**Action item:**
Write out the whole listing word for word.

**Recorded information:**
-------

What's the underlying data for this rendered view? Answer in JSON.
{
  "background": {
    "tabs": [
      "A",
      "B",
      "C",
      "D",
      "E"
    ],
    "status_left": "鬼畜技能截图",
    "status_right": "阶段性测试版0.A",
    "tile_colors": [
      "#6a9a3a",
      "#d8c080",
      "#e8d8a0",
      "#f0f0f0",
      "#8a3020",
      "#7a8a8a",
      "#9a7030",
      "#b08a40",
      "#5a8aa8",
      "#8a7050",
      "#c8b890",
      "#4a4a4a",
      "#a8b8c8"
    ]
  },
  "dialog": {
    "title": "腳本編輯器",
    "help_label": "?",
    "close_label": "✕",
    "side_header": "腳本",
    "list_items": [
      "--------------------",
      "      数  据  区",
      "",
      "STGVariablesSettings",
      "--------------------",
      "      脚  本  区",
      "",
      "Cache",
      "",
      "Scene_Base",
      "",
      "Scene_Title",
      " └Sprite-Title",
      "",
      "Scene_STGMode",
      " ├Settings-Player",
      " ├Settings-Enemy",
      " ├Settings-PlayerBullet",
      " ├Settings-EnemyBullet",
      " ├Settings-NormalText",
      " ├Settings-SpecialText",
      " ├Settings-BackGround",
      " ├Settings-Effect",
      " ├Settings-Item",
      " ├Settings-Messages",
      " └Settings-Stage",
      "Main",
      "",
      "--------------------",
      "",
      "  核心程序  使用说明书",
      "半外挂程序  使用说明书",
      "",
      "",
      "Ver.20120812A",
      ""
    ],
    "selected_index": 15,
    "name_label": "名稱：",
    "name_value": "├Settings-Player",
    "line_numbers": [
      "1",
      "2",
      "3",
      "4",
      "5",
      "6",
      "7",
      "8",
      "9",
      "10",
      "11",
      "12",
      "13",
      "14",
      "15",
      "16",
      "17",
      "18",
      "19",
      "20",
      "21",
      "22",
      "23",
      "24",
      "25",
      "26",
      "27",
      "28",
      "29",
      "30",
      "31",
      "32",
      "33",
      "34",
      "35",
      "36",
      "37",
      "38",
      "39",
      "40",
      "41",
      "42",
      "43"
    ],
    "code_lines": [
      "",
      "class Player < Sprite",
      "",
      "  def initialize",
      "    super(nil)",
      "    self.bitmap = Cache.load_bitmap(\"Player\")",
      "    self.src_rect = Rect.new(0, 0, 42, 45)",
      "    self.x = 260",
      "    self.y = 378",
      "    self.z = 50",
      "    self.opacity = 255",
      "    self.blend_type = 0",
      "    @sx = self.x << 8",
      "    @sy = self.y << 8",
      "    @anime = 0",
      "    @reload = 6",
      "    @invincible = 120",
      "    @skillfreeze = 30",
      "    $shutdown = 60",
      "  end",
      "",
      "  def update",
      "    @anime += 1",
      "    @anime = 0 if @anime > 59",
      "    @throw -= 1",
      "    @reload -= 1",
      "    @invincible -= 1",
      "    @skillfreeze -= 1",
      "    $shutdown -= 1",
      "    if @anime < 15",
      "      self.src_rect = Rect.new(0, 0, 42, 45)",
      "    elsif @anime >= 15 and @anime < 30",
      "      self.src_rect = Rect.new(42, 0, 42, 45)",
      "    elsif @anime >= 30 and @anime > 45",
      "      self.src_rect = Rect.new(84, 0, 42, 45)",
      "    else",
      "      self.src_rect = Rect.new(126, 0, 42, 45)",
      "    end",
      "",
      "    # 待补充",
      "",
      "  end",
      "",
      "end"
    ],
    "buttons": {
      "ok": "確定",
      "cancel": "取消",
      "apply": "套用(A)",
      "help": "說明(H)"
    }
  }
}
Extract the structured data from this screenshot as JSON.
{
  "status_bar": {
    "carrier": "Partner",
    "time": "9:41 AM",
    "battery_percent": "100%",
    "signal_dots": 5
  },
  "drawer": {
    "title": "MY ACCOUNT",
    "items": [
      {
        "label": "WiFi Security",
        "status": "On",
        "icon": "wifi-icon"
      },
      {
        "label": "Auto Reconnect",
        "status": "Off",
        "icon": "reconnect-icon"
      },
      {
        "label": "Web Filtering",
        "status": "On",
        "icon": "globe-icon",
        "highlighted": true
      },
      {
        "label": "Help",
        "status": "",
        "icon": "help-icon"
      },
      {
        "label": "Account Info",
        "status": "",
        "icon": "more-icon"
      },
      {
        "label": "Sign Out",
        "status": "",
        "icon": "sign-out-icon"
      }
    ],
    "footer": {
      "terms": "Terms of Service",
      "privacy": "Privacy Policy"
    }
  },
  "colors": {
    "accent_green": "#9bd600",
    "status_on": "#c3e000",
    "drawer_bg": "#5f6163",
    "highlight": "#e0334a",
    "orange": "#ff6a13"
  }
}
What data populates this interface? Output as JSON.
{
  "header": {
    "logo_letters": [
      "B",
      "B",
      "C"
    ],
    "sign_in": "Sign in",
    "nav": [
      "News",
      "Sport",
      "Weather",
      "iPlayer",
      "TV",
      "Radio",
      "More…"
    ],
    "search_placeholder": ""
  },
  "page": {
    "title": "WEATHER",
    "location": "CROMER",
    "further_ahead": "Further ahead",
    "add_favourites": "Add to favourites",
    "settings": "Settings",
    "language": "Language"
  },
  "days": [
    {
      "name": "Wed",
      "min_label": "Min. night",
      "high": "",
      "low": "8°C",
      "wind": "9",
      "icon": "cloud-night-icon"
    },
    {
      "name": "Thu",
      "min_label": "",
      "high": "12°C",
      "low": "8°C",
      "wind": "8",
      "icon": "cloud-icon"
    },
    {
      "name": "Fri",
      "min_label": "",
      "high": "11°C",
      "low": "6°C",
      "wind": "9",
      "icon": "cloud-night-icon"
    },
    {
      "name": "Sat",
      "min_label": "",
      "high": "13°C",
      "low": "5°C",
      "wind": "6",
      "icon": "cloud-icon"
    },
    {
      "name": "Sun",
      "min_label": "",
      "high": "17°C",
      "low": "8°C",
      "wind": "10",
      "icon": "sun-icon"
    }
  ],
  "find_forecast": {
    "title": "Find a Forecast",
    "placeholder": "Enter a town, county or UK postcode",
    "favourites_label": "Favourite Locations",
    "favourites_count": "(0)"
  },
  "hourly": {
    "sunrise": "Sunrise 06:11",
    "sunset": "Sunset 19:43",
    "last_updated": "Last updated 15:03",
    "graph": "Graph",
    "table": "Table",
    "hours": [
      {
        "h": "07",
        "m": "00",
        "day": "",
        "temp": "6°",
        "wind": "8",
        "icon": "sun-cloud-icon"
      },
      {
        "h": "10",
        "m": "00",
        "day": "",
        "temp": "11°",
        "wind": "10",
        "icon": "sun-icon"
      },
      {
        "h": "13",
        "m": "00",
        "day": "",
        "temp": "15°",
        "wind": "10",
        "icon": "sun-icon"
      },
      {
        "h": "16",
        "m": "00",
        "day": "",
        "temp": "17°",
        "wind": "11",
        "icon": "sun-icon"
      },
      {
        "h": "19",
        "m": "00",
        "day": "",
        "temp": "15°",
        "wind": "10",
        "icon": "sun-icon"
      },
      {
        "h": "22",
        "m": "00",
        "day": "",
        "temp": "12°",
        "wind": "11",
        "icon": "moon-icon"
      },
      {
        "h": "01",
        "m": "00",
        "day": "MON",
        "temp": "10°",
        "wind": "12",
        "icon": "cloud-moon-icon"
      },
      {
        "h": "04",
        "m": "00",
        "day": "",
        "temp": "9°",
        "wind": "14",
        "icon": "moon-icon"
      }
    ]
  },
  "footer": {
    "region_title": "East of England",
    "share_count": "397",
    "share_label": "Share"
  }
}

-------

**Answer below:**
What's the underlying data for this rendered view? Answer in JSON.
{
  "background": {
    "tabs": [
      "A",
      "B",
      "C",
      "D",
      "E"
    ],
    "status_left": "鬼畜技能截图",
    "status_right": "阶段性测试版0.A",
    "tile_colors": [
      "#6a9a3a",
      "#d8c080",
      "#e8d8a0",
      "#f0f0f0",
      "#8a3020",
      "#7a8a8a",
      "#9a7030",
      "#b08a40",
      "#5a8aa8",
      "#8a7050",
      "#c8b890",
      "#4a4a4a",
      "#a8b8c8"
    ]
  },
  "dialog": {
    "title": "腳本編輯器",
    "help_label": "?",
    "close_label": "✕",
    "side_header": "腳本",
    "list_items": [
      "--------------------",
      "      数  据  区",
      "",
      "STGVariablesSettings",
      "--------------------",
      "      脚  本  区",
      "",
      "Cache",
      "",
      "Scene_Base",
      "",
      "Scene_Title",
      " └Sprite-Title",
      "",
      "Scene_STGMode",
      " ├Settings-Player",
      " ├Settings-Enemy",
      " ├Settings-PlayerBullet",
      " ├Settings-EnemyBullet",
      " ├Settings-NormalText",
      " ├Settings-SpecialText",
      " ├Settings-BackGround",
      " ├Settings-Effect",
      " ├Settings-Item",
      " ├Settings-Messages",
      " └Settings-Stage",
      "Main",
      "",
      "--------------------",
      "",
      "  核心程序  使用说明书",
      "半外挂程序  使用说明书",
      "",
      "",
      "Ver.20120812A",
      ""
    ],
    "selected_index": 15,
    "name_label": "名稱：",
    "name_value": "├Settings-Player",
    "line_numbers": [
      "1",
      "2",
      "3",
      "4",
      "5",
      "6",
      "7",
      "8",
      "9",
      "10",
      "11",
      "12",
      "13",
      "14",
      "15",
      "16",
      "17",
      "18",
      "19",
      "20",
      "21",
      "22",
      "23",
      "24",
      "25",
      "26",
      "27",
      "28",
      "29",
      "30",
      "31",
      "32",
      "33",
      "34",
      "35",
      "36",
      "37",
      "38",
      "39",
      "40",
      "41",
      "42",
      "43"
    ],
    "code_lines": [
      "",
      "class Player < Sprite",
      "",
      "  def initialize",
      "    super(nil)",
      "    self.bitmap = Cache.load_bitmap(\"Player\")",
      "    self.src_rect = Rect.new(0, 0, 42, 45)",
      "    self.x = 260",
      "    self.y = 378",
      "    self.z = 50",
      "    self.opacity = 255",
      "    self.blend_type = 0",
      "    @sx = self.x << 8",
      "    @sy = self.y << 8",
      "    @anime = 0",
      "    @reload = 6",
      "    @invincible = 120",
      "    @skillfreeze = 30",
      "    $shutdown = 60",
      "  end",
      "",
      "  def update",
      "    @anime += 1",
      "    @anime = 0 if @anime > 59",
      "    @throw -= 1",
      "    @reload -= 1",
      "    @invincible -= 1",
      "    @skillfreeze -= 1",
      "    $shutdown -= 1",
      "    if @anime < 15",
      "      self.src_rect = Rect.new(0, 0, 42, 45)",
      "    elsif @anime >= 15 and @anime < 30",
      "      self.src_rect = Rect.new(42, 0, 42, 45)",
      "    elsif @anime >= 30 and @anime > 45",
      "      self.src_rect = Rect.new(84, 0, 42, 45)",
      "    else",
      "      self.src_rect = Rect.new(126, 0, 42, 45)",
      "    end",
      "",
      "    # 待补充",
      "",
      "  end",
      "",
      "end"
    ],
    "buttons": {
      "ok": "確定",
      "cancel": "取消",
      "apply": "套用(A)",
      "help": "說明(H)"
    }
  }
}
Extract the structured data from this screenshot as JSON.
{
  "status_bar": {
    "carrier": "Partner",
    "time": "9:41 AM",
    "battery_percent": "100%",
    "signal_dots": 5
  },
  "drawer": {
    "title": "MY ACCOUNT",
    "items": [
      {
        "label": "WiFi Security",
        "status": "On",
        "icon": "wifi-icon"
      },
      {
        "label": "Auto Reconnect",
        "status": "Off",
        "icon": "reconnect-icon"
      },
      {
        "label": "Web Filtering",
        "status": "On",
        "icon": "globe-icon",
        "highlighted": true
      },
      {
        "label": "Help",
        "status": "",
        "icon": "help-icon"
      },
      {
        "label": "Account Info",
        "status": "",
        "icon": "more-icon"
      },
      {
        "label": "Sign Out",
        "status": "",
        "icon": "sign-out-icon"
      }
    ],
    "footer": {
      "terms": "Terms of Service",
      "privacy": "Privacy Policy"
    }
  },
  "colors": {
    "accent_green": "#9bd600",
    "status_on": "#c3e000",
    "drawer_bg": "#5f6163",
    "highlight": "#e0334a",
    "orange": "#ff6a13"
  }
}
What data populates this interface? Output as JSON.
{
  "header": {
    "logo_letters": [
      "B",
      "B",
      "C"
    ],
    "sign_in": "Sign in",
    "nav": [
      "News",
      "Sport",
      "Weather",
      "iPlayer",
      "TV",
      "Radio",
      "More…"
    ],
    "search_placeholder": ""
  },
  "page": {
    "title": "WEATHER",
    "location": "CROMER",
    "further_ahead": "Further ahead",
    "add_favourites": "Add to favourites",
    "settings": "Settings",
    "language": "Language"
  },
  "days": [
    {
      "name": "Wed",
      "min_label": "Min. night",
      "high": "",
      "low": "8°C",
      "wind": "9",
      "icon": "cloud-night-icon"
    },
    {
      "name": "Thu",
      "min_label": "",
      "high": "12°C",
      "low": "8°C",
      "wind": "8",
      "icon": "cloud-icon"
    },
    {
      "name": "Fri",
      "min_label": "",
      "high": "11°C",
      "low": "6°C",
      "wind": "9",
      "icon": "cloud-night-icon"
    },
    {
      "name": "Sat",
      "min_label": "",
      "high": "13°C",
      "low": "5°C",
      "wind": "6",
      "icon": "cloud-icon"
    },
    {
      "name": "Sun",
      "min_label": "",
      "high": "17°C",
      "low": "8°C",
      "wind": "10",
      "icon": "sun-icon"
    }
  ],
  "find_forecast": {
    "title": "Find a Forecast",
    "placeholder": "Enter a town, county or UK postcode",
    "favourites_label": "Favourite Locations",
    "favourites_count": "(0)"
  },
  "hourly": {
    "sunrise": "Sunrise 06:11",
    "sunset": "Sunset 19:43",
    "last_updated": "Last updated 15:03",
    "graph": "Graph",
    "table": "Table",
    "hours": [
      {
        "h": "07",
        "m": "00",
        "day": "",
        "temp": "6°",
        "wind": "8",
        "icon": "sun-cloud-icon"
      },
      {
        "h": "10",
        "m": "00",
        "day": "",
        "temp": "11°",
        "wind": "10",
        "icon": "sun-icon"
      },
      {
        "h": "13",
        "m": "00",
        "day": "",
        "temp": "15°",
        "wind": "10",
        "icon": "sun-icon"
      },
      {
        "h": "16",
        "m": "00",
        "day": "",
        "temp": "17°",
        "wind": "11",
        "icon": "sun-icon"
      },
      {
        "h": "19",
        "m": "00",
        "day": "",
        "temp": "15°",
        "wind": "10",
        "icon": "sun-icon"
      },
      {
        "h": "22",
        "m": "00",
        "day": "",
        "temp": "12°",
        "wind": "11",
        "icon": "moon-icon"
      },
      {
        "h": "01",
        "m": "00",
        "day": "MON",
        "temp": "10°",
        "wind": "12",
        "icon": "cloud-moon-icon"
      },
      {
        "h": "04",
        "m": "00",
        "day": "",
        "temp": "9°",
        "wind": "14",
        "icon": "moon-icon"
      }
    ]
  },
  "footer": {
    "region_title": "East of England",
    "share_count": "397",
    "share_label": "Share"
  }
}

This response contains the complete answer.